There are multiple probable factors contributing to the gap between detected Cobalt Strike and Brute Ratel detections and incidents. Firstly, because of Brute Ratel’s favored deployment methods, many attacks that could be based on Brute Ratel are detected based on generic malware behavior by scripts and shellcode. That means that we never get to see the signatures and behaviors related to Brute Ratel agents.
Other factors are likely related to the continued success attackers have using the widely available cracked and reverse-engineered versions of Cobalt Strike, the limited distribution of fraudulently obtained Brute Ratel tools, and a desire by threat actors to limit Brute Ratel usage to targeted attacks where other tools (including Cobalt Strike) had failed.
Even among well-resourced ransomware actors, the use of Brute Ratel has become rare. There are a number of possible reasons for this:
- Distaste for the tool among threat actors. There have been negative comments about Brute Ratel’s interface and features on underground forums, and actors who have experience with other tools may not feel that a change is worth the learning curve.
- The leaking of cracked Brute Ratel code to VirusTotal has made it widely available to researchers and information security vendors, so the types of targets that threat actors would have used Brute Ratel against—organizations with managed detection and response platforms that Brute Ratel claims to bypass—were quickly hardened against it. This would explain the rapid drop-off in file-based detections in the fall timeframe.
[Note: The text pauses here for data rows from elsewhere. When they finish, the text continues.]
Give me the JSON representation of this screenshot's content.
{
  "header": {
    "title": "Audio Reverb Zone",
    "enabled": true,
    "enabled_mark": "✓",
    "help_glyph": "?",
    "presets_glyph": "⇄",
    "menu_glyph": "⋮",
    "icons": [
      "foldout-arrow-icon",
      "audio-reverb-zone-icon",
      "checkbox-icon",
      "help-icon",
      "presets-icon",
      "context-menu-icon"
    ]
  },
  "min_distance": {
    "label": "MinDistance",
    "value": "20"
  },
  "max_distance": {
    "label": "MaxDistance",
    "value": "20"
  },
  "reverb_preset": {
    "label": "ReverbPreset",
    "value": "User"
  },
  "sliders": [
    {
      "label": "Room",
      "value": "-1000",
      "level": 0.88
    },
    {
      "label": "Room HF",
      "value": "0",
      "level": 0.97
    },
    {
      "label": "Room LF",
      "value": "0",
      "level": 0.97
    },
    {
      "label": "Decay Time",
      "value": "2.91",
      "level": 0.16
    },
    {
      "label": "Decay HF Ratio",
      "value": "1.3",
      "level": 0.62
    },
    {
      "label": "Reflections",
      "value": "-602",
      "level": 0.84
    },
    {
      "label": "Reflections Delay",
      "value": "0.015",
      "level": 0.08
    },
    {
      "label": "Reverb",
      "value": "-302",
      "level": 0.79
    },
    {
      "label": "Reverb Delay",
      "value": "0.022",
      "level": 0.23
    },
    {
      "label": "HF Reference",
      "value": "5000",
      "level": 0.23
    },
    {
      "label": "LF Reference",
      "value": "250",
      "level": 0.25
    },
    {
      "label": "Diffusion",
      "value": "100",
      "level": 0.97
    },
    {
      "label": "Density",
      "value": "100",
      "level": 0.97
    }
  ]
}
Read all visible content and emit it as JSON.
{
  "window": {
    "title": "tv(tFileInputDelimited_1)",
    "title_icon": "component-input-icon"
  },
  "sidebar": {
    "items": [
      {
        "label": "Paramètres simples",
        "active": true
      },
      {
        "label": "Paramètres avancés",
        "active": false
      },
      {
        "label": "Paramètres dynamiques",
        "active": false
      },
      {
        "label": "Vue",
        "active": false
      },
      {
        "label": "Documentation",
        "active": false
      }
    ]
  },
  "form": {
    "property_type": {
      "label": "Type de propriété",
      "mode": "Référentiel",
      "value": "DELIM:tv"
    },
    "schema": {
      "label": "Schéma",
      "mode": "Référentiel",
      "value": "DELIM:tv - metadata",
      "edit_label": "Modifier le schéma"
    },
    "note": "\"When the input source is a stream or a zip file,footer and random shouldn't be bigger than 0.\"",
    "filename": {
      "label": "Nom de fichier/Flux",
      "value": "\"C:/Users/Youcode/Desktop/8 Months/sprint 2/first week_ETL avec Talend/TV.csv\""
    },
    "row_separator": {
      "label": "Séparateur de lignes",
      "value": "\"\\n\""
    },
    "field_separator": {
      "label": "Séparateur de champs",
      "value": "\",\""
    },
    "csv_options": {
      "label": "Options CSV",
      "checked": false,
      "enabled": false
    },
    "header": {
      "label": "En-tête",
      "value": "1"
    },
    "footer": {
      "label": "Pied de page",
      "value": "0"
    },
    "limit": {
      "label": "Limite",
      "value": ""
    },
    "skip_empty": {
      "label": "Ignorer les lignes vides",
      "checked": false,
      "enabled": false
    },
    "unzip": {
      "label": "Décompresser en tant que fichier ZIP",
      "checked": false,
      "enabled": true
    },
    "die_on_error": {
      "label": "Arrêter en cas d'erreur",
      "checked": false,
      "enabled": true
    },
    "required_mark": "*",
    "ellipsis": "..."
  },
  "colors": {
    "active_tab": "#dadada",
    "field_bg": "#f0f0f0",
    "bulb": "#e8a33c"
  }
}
- The efforts made by Brute Ratel’s developer to prevent follow-on versions of the tool from being “cracked” and widely abused may have prevented further illicit distribution, and only threat actors capable of concealing their purchase through a front company have access to newer versions.
- Success with the cracked Brute Ratel at this point is dependent on evading file detection and behavioral detection, so attackers who are still using it may be avoiding deploying it when Sophos and other detection tools are present or are focusing on using other methods to attempt to bypass those detections. This limits use to a relatively small number of skilled threat actors.
While this means that Brute Ratel is not the widespread threat that it was once feared to become, it does not mean that the tool is not in use or that defenders should be complacent about its use.
Sophos detects Brute Ratel-related threats by signature (ATK/Brutel) and by behavioral and memory detection. We continue to monitor its usage and work to defend against both legitimate and malicious deployments of the tool to better defend networks. Indicators of compromise related to the cases we have mentioned in this post can be found on the SophosLabs Github page.